Well in a way I agree but I disagree because even though she acts as if she understands the world better than her parents , her choice of giving up the baby for adoption only helped her understand life and made her more mature due to the fact that she now realizes what she wants and she wants Paulie because he's amazing and he's cool when he is himself. And giving up her child for adoption instead of getting an abortion or keeping the child really shows that ya she doesn't want to kill the thing but she knows the consequences of keeping it. Even though the idea of a baby coming to their house, into their lives ruined the relationship between Mark and Vanessa (the baby's potential adopting parents) Mark finally realized what he wanted to do in life and him leaving made Vanessa realize even more that she wanted the baby. Ya all of this was because of her decision but overall it helped everyone in the long run. Juno got Paulie, Vanessa got the baby she dreamed for and Mark got to live his life the way he wanted to. Overall it is a win win situation.

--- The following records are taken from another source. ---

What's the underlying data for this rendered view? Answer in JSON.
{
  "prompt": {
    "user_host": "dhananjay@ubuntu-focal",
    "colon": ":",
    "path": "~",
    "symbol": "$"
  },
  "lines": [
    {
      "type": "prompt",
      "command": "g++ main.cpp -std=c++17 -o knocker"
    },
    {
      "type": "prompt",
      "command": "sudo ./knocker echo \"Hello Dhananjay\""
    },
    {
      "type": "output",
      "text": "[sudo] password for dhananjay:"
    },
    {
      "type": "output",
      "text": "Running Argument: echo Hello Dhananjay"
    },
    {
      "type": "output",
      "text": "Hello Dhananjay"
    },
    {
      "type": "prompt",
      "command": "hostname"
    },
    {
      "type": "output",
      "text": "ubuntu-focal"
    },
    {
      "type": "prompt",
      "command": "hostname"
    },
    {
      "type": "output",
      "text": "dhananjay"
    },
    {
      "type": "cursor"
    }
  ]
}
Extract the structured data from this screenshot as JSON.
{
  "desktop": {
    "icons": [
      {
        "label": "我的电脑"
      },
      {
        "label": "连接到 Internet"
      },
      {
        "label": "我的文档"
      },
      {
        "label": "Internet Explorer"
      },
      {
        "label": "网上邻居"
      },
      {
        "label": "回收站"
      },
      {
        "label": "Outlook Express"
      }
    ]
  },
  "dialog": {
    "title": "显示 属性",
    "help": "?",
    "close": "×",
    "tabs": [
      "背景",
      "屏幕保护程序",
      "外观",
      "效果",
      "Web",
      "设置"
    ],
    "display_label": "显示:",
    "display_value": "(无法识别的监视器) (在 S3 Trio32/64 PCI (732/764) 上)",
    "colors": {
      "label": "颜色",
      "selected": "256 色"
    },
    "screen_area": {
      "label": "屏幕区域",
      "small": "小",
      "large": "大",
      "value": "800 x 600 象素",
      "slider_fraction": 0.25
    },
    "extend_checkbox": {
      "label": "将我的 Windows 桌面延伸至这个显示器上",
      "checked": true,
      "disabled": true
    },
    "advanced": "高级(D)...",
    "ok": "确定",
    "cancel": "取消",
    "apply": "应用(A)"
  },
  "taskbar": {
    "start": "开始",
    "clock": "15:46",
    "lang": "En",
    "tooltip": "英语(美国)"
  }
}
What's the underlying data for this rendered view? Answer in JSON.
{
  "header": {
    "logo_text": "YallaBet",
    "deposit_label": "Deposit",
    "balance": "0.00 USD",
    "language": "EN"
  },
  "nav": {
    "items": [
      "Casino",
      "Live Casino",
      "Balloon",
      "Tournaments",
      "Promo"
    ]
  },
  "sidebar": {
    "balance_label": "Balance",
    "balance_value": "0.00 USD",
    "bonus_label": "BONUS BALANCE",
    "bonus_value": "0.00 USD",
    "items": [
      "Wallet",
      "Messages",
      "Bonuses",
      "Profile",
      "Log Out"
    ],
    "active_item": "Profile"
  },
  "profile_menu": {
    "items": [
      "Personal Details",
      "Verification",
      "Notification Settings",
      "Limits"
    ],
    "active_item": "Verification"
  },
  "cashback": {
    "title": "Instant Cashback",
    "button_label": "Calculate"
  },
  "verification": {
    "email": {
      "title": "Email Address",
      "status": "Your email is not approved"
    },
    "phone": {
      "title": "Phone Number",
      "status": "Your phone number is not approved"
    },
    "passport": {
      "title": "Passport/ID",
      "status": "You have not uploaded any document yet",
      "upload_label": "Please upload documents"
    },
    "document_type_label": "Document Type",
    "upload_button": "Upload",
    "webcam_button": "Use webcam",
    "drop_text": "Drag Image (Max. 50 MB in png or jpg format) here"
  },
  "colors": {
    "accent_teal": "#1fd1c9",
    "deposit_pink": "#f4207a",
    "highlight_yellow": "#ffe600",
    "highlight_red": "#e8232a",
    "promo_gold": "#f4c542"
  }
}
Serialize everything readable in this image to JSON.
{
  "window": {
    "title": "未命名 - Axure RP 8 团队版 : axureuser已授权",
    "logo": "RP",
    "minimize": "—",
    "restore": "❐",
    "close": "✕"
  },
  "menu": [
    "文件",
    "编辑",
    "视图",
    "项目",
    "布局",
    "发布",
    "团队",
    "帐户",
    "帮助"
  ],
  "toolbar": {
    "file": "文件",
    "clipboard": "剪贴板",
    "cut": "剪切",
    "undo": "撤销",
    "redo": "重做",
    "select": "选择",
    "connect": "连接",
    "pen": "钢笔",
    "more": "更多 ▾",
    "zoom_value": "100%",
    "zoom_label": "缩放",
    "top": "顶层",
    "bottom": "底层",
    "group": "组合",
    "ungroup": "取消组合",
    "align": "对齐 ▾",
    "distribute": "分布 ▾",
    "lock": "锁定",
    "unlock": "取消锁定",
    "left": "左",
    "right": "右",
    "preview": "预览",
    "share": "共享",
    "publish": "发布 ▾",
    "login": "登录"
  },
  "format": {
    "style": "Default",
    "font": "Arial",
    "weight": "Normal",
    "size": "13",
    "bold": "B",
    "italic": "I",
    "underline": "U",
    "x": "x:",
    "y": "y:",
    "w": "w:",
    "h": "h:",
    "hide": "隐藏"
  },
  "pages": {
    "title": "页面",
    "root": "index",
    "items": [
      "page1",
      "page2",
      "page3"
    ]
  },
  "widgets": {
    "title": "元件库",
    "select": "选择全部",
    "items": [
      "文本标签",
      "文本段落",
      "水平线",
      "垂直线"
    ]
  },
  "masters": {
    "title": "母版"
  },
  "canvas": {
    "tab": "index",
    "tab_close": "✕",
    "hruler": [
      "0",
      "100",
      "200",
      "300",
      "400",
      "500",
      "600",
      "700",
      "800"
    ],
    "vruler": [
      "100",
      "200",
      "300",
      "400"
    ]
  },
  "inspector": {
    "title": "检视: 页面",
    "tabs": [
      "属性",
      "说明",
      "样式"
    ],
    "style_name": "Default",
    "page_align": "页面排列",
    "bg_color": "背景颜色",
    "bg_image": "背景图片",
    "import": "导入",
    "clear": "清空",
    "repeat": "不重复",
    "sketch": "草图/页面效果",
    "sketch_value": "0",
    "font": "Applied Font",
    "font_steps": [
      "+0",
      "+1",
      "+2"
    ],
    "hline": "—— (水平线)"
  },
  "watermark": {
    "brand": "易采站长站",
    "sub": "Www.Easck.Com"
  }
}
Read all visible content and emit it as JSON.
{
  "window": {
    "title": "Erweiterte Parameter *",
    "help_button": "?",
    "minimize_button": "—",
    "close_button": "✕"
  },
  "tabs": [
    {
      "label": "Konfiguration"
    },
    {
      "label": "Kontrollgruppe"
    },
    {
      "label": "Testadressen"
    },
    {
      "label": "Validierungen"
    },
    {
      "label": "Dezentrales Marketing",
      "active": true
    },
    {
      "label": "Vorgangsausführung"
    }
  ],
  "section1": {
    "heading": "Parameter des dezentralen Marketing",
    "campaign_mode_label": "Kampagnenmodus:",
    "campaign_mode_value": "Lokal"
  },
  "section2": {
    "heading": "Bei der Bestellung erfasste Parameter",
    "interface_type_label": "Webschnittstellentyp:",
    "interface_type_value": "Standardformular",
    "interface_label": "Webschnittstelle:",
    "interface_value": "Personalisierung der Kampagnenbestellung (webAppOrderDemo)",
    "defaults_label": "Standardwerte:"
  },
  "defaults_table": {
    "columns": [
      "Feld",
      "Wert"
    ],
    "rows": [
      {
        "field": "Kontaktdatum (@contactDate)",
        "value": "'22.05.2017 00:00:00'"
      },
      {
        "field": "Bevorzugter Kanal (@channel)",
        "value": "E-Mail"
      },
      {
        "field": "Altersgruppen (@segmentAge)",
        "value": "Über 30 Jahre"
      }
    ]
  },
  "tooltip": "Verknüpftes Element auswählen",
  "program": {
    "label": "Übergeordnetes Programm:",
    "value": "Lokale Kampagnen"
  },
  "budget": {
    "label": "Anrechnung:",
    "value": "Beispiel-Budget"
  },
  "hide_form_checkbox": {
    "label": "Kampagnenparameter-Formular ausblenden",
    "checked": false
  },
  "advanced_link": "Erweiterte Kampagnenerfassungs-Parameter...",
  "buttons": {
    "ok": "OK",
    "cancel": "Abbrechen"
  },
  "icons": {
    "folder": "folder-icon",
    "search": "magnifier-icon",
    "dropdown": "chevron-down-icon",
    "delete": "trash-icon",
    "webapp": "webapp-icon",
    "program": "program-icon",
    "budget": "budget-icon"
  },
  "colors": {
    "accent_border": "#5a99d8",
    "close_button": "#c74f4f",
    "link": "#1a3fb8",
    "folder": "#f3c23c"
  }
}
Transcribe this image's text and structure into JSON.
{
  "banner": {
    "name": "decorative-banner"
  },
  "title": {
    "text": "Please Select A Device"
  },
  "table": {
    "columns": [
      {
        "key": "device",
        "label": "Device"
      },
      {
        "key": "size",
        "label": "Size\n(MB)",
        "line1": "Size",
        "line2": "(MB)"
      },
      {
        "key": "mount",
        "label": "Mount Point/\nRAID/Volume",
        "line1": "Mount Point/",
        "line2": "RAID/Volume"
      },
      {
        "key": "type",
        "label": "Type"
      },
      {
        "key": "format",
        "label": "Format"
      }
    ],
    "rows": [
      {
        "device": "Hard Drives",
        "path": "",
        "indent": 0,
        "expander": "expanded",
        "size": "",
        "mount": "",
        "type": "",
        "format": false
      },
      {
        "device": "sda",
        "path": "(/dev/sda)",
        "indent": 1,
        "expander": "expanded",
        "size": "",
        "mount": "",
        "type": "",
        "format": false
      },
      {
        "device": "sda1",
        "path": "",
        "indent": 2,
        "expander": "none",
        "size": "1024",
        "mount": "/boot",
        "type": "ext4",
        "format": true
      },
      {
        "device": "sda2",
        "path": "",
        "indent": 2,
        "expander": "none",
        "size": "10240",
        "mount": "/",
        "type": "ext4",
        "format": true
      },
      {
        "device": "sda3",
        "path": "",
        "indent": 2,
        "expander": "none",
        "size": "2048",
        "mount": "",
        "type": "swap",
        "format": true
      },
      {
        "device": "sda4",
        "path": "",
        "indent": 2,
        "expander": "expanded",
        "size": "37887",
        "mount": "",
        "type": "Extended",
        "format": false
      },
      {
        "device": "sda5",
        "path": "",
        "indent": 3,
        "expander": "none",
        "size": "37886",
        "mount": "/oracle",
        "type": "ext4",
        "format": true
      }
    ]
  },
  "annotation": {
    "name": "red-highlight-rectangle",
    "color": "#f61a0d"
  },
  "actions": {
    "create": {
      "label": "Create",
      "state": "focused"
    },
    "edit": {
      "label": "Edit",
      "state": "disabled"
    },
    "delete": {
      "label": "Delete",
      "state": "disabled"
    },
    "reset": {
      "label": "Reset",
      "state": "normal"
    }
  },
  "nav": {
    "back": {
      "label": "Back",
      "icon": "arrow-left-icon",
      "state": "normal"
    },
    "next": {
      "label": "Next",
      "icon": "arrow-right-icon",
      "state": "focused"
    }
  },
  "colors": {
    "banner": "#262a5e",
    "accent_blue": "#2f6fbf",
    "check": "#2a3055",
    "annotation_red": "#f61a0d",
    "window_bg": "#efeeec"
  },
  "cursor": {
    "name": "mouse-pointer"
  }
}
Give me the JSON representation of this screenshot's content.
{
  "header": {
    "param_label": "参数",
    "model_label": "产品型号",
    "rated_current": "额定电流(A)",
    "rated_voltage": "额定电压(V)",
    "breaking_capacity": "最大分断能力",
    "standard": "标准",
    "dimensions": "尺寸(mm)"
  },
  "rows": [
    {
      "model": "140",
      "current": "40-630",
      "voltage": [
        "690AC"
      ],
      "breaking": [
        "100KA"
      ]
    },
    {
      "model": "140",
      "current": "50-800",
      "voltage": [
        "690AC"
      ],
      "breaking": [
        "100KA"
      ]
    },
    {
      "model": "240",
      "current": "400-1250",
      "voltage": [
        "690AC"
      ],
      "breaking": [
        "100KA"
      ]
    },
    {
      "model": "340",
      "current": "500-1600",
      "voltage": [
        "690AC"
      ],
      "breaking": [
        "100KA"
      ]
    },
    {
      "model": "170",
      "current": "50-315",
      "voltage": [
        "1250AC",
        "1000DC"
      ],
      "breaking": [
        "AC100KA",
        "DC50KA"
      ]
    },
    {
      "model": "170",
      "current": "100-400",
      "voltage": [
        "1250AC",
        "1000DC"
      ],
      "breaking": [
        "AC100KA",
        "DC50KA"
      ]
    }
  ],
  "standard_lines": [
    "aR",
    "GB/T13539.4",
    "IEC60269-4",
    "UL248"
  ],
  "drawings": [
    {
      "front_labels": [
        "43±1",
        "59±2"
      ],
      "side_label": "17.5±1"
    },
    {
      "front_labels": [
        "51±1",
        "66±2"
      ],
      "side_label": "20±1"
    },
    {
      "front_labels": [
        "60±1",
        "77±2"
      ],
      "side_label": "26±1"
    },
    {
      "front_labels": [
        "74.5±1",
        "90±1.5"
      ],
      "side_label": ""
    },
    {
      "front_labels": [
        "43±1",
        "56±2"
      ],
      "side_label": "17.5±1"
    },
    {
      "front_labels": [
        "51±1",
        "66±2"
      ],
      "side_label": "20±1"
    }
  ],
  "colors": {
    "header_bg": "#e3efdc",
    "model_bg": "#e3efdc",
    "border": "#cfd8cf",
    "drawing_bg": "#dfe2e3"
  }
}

"“Juno” also shares with “Knocked Up” an underlying theme, a message that is not anti-abortion but rather pro-adulthood. It follows its heroine — and by the end she has earned that title — on a twisty path toward responsibility and greater self-understanding."
Completely true, Juno starts out being this girl who just makes fun of her pregnancy the entire time referring herself to a whale and her comments in general make her seem very immature and snobby in a way. But along the way she grows up realizing the pain and emotions everyone goes through. Almost losing her first love to some girl she hates and breaking up the perfect suburban couple all because of her baby. And it is true the critic is right, in the end she really does understand herself much better than at the beginning of the movie where she wanted to get rid of her baby, and her personality doesn't really help because you can't take her seriously, “Hello, I’d like to procure a hasty abortion,” for example. The critic is completely right and a lot of pregnancy movies are like that, like Sugar & Spice directed by Francine McDougall.

"The first time I saw “Juno,” I was shocked to find myself tearing up at the end, since I’d spent the first 15 minutes or so gnashing my teeth and checking my watch. The passive-aggressive pseudo-folk songs, the self-consciously clever dialogue, the generic, instantly mockable suburban setting..."
I dunno if i completely agree here because i thought the first 15 minutes were really good, i mean you see this girl walking around town, drinking from a huge jug of Sunny D and you wonder why she is and does she do this often and then you realize oh she needs to pee to take her pregnancy test and then the story kind of escalates from there on. The "passive-aggressive pseudo-folk songs" i thought made the story much better and they were all really catchy and stuck in your head. Especially Anyone else but you by the Moldy Peaches. I'm not quite sure about the tearing up part, i thought the ending was cute but unless you're an emotional person overall i don't think watery eyes really take place at a movie like this. Some can argue that but i guess I'm not really an emotional person, but ya.

I guess overall i agreed with the critic and i give the movie a score just as high as The New York Times did and that is a 90.

art of film!!